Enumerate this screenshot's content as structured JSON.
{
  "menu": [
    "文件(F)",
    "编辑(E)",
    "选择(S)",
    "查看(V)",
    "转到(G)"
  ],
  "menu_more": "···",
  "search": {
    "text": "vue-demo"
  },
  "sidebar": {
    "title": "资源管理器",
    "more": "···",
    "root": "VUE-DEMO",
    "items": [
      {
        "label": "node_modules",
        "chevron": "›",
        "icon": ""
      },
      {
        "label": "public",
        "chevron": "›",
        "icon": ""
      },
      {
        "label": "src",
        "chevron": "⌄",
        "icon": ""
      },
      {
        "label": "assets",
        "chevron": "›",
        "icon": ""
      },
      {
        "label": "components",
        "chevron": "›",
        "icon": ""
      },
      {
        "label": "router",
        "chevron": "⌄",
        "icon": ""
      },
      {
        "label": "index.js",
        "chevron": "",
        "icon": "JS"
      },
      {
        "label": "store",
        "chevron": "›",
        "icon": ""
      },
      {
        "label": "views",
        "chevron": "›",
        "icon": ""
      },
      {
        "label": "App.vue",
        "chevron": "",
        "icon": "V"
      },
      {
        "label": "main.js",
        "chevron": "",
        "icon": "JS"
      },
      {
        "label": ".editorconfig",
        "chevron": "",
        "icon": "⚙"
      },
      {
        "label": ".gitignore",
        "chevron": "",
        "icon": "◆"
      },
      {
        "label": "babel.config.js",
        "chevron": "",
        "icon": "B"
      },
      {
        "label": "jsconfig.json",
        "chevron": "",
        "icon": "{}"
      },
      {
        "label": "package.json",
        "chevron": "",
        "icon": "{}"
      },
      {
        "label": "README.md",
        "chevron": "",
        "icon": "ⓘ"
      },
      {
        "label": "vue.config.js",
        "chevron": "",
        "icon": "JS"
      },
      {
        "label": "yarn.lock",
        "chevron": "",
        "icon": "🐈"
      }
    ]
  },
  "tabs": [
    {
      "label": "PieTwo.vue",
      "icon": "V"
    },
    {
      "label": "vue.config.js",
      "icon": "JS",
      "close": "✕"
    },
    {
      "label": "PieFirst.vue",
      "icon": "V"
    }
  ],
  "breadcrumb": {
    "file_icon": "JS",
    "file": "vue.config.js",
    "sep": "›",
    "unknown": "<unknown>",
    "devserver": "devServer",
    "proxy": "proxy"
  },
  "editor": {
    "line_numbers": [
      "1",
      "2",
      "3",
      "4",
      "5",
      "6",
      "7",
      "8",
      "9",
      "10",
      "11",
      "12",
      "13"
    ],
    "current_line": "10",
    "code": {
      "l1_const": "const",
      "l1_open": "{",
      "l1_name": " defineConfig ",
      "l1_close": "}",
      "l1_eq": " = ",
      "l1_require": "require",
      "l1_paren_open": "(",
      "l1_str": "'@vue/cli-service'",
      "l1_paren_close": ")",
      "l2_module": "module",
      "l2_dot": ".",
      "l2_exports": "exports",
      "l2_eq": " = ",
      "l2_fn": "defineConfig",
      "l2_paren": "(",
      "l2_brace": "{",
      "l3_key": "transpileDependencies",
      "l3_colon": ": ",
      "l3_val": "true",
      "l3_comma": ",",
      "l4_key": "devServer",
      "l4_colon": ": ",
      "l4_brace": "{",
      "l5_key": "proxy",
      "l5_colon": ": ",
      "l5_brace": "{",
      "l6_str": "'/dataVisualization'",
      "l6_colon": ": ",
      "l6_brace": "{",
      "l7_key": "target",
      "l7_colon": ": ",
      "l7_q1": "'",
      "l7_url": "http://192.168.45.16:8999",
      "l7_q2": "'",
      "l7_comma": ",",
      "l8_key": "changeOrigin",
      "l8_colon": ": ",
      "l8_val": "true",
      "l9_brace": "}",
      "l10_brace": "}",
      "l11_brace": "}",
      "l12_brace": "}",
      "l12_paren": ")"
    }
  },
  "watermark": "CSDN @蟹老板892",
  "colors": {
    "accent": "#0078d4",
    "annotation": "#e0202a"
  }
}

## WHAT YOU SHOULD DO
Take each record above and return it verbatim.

## EXPECTED OUTPUT
Enumerate this screenshot's content as structured JSON.
{
  "menu": [
    "文件(F)",
    "编辑(E)",
    "选择(S)",
    "查看(V)",
    "转到(G)"
  ],
  "menu_more": "···",
  "search": {
    "text": "vue-demo"
  },
  "sidebar": {
    "title": "资源管理器",
    "more": "···",
    "root": "VUE-DEMO",
    "items": [
      {
        "label": "node_modules",
        "chevron": "›",
        "icon": ""
      },
      {
        "label": "public",
        "chevron": "›",
        "icon": ""
      },
      {
        "label": "src",
        "chevron": "⌄",
        "icon": ""
      },
      {
        "label": "assets",
        "chevron": "›",
        "icon": ""
      },
      {
        "label": "components",
        "chevron": "›",
        "icon": ""
      },
      {
        "label": "router",
        "chevron": "⌄",
        "icon": ""
      },
      {
        "label": "index.js",
        "chevron": "",
        "icon": "JS"
      },
      {
        "label": "store",
        "chevron": "›",
        "icon": ""
      },
      {
        "label": "views",
        "chevron": "›",
        "icon": ""
      },
      {
        "label": "App.vue",
        "chevron": "",
        "icon": "V"
      },
      {
        "label": "main.js",
        "chevron": "",
        "icon": "JS"
      },
      {
        "label": ".editorconfig",
        "chevron": "",
        "icon": "⚙"
      },
      {
        "label": ".gitignore",
        "chevron": "",
        "icon": "◆"
      },
      {
        "label": "babel.config.js",
        "chevron": "",
        "icon": "B"
      },
      {
        "label": "jsconfig.json",
        "chevron": "",
        "icon": "{}"
      },
      {
        "label": "package.json",
        "chevron": "",
        "icon": "{}"
      },
      {
        "label": "README.md",
        "chevron": "",
        "icon": "ⓘ"
      },
      {
        "label": "vue.config.js",
        "chevron": "",
        "icon": "JS"
      },
      {
        "label": "yarn.lock",
        "chevron": "",
        "icon": "🐈"
      }
    ]
  },
  "tabs": [
    {
      "label": "PieTwo.vue",
      "icon": "V"
    },
    {
      "label": "vue.config.js",
      "icon": "JS",
      "close": "✕"
    },
    {
      "label": "PieFirst.vue",
      "icon": "V"
    }
  ],
  "breadcrumb": {
    "file_icon": "JS",
    "file": "vue.config.js",
    "sep": "›",
    "unknown": "<unknown>",
    "devserver": "devServer",
    "proxy": "proxy"
  },
  "editor": {
    "line_numbers": [
      "1",
      "2",
      "3",
      "4",
      "5",
      "6",
      "7",
      "8",
      "9",
      "10",
      "11",
      "12",
      "13"
    ],
    "current_line": "10",
    "code": {
      "l1_const": "const",
      "l1_open": "{",
      "l1_name": " defineConfig ",
      "l1_close": "}",
      "l1_eq": " = ",
      "l1_require": "require",
      "l1_paren_open": "(",
      "l1_str": "'@vue/cli-service'",
      "l1_paren_close": ")",
      "l2_module": "module",
      "l2_dot": ".",
      "l2_exports": "exports",
      "l2_eq": " = ",
      "l2_fn": "defineConfig",
      "l2_paren": "(",
      "l2_brace": "{",
      "l3_key": "transpileDependencies",
      "l3_colon": ": ",
      "l3_val": "true",
      "l3_comma": ",",
      "l4_key": "devServer",
      "l4_colon": ": ",
      "l4_brace": "{",
      "l5_key": "proxy",
      "l5_colon": ": ",
      "l5_brace": "{",
      "l6_str": "'/dataVisualization'",
      "l6_colon": ": ",
      "l6_brace": "{",
      "l7_key": "target",
      "l7_colon": ": ",
      "l7_q1": "'",
      "l7_url": "http://192.168.45.16:8999",
      "l7_q2": "'",
      "l7_comma": ",",
      "l8_key": "changeOrigin",
      "l8_colon": ": ",
      "l8_val": "true",
      "l9_brace": "}",
      "l10_brace": "}",
      "l11_brace": "}",
      "l12_brace": "}",
      "l12_paren": ")"
    }
  },
  "watermark": "CSDN @蟹老板892",
  "colors": {
    "accent": "#0078d4",
    "annotation": "#e0202a"
  }
}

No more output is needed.